_Problem description_: Would you filter these records and copy every line that has the word "placeholder"?

(Data entries)
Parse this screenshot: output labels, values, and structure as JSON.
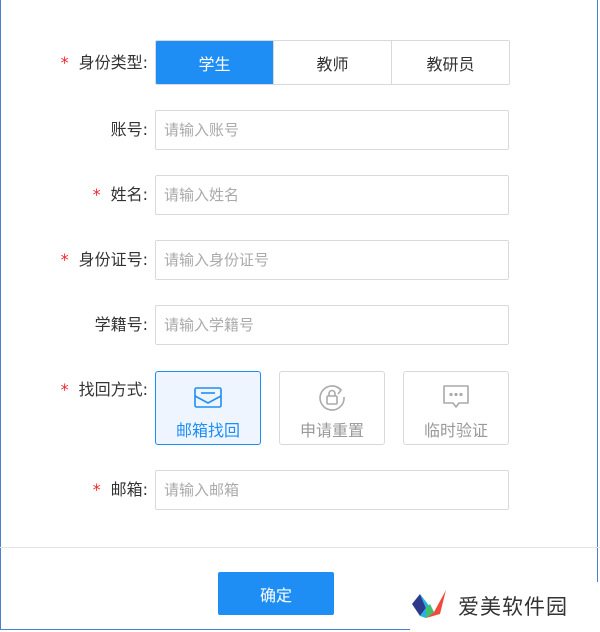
{
  "form": {
    "identity": {
      "label": "身份类型:",
      "options": [
        "学生",
        "教师",
        "教研员"
      ],
      "selected": "学生"
    },
    "account": {
      "label": "账号:",
      "placeholder": "请输入账号"
    },
    "name": {
      "label": "姓名:",
      "placeholder": "请输入姓名"
    },
    "id_number": {
      "label": "身份证号:",
      "placeholder": "请输入身份证号"
    },
    "student_number": {
      "label": "学籍号:",
      "placeholder": "请输入学籍号"
    },
    "recovery": {
      "label": "找回方式:",
      "options": [
        {
          "label": "邮箱找回",
          "icon": "mail-icon"
        },
        {
          "label": "申请重置",
          "icon": "lock-reset-icon"
        },
        {
          "label": "临时验证",
          "icon": "chat-dots-icon"
        }
      ],
      "selected": "邮箱找回"
    },
    "email": {
      "label": "邮箱:",
      "placeholder": "请输入邮箱"
    },
    "required_mark": "*",
    "confirm_label": "确定"
  },
  "watermark": {
    "text": "爱美软件园"
  },
  "colors": {
    "primary": "#1e8ef5",
    "required": "#f5222d",
    "border": "#d9d9d9",
    "placeholder": "#aaaaaa",
    "selected_bg": "#eef5fe"
  }
}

_Written answer_:
      "placeholder": "请输入账号"
      "placeholder": "请输入姓名"
      "placeholder": "请输入身份证号"
      "placeholder": "请输入学籍号"
      "placeholder": "请输入邮箱"
    "placeholder": "#aaaaaa",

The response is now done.